Tianhong Asset Management has placed a temporary daily cap on investments in Yuebao, the the world's largest money market fund, in order to stem the influx of money during the Chinese New Year period.
Investment limits tightened on $233bn Yuebao

The restriction applies to automatic transfers from Alipay to the fund. It is effective from 1 February to 15 March.

“The restriction is in place to avoid the money market fund growing too rapidly and to maintain a long-term and stable run for the fund,” the firm announced.
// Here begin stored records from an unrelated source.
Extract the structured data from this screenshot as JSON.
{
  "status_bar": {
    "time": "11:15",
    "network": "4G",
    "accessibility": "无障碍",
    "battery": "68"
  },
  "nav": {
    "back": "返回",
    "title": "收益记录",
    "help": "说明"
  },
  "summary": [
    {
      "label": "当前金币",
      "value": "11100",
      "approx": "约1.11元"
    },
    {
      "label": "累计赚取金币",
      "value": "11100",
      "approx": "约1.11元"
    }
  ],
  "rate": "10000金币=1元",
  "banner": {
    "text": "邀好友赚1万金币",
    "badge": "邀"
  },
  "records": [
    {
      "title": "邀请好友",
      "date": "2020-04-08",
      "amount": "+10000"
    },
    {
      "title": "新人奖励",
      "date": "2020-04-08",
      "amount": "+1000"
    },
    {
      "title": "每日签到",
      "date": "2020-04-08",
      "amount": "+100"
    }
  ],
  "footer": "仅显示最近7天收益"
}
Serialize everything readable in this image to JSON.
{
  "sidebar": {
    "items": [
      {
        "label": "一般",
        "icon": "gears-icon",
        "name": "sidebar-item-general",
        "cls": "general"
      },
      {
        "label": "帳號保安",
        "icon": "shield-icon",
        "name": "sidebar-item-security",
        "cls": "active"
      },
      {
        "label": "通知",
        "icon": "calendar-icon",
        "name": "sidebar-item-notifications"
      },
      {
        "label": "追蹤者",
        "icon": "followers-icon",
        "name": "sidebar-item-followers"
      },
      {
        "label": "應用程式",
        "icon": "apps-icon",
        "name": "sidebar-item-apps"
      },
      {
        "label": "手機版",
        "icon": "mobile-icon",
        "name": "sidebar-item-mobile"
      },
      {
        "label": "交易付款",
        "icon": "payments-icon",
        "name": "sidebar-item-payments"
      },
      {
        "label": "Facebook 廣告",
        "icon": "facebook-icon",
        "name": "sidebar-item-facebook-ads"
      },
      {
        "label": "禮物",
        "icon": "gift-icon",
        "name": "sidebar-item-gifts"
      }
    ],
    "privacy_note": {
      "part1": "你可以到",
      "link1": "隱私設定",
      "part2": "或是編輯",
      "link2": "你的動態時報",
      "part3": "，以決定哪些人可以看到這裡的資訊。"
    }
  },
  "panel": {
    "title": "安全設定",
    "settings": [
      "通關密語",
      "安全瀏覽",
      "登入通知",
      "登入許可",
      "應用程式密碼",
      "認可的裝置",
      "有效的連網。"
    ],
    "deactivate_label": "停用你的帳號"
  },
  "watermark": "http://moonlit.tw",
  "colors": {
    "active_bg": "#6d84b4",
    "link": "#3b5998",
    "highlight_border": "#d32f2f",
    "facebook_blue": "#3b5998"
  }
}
Amid greater scrutiny over money market funds, it is not the first restriction the manager has imposed. In December, it imposed a daily limit of RMB20,000 ($3183) that could be invested in Yuebao. Also, last year the manager reduced the total investment cap in Yuebao to RMB100,000 per person from RMB1m.

Launched in 2013, Yuebao was the first  product of its kind offered in China and quickly gained popularity, gathering around RMB 100bn in assets from 30 million investors six months after it was rolled out.

As of the end of 2017, Yuebao managed asssets of RMB 1.58trn ($233bn). The second largest manager of money market funds in China is ICBC Credit Suisse with RMB 340bn in AUM.

Yuebao, according to Fitch Ratings, “has been growing at a CAGR of 125% since its launch in 2013, thanks to technological development and its links with Alibaba Group Holding Limited’s online payment platform, Alipay, enabling significant retail investment”.

Fearing that money market funds for sale in China are growing too fast, Chinese regulators have made moves to rein in the growth. One of the proposed rules mandates that the net assets of all money market funds managed by a single house must not exceed 200 times the firm’s provisions for risk.

Octopus structure

The ownership structure of Yuebao is not easy to immediately grasp. It began when ecommerce giant Alibaba founded Alipay in 2004. Around the time Alibaba listed in New York in 2014, Alipay the entity was rebranded as Ant Financial. A new Alipay was created as a subsidiary, which runs an online payment platform under Ant Financial.

Further, Ant Financial holds 51% in Tianhong Asset Management, which manages the money market fund Yuebao.

Ant Financial has always been referred to as Alibaba’s “strategic partner”. However, yesterday Alibaba announced it would acquire a 33% stake in Ant.

There is no cash changing hands in the transaction but Ant Financial will no longer pay royalty and technology service fees to Alibaba that were worth more than $300m last fiscal year.

Prior to the transaction, Ant Financial was “affiliated” with Alibaba. It was excluded from Alibaba’s listing prospectus filed to the New York Stock Exchange in 2014. Instead, the two parties had entered a profit-sharing arrangement, under which Ant Financial pays royalty and technology service fees to Alibaba.

The move implies that Alibaba is clearing the way for a spinoff of its finance affiliate, according to South China Morning Post. Last year, Ant Financial, valued at $60bn in its last funding round in 2016, had decided to delay its IPO, the report said.

Part of Mark Allen.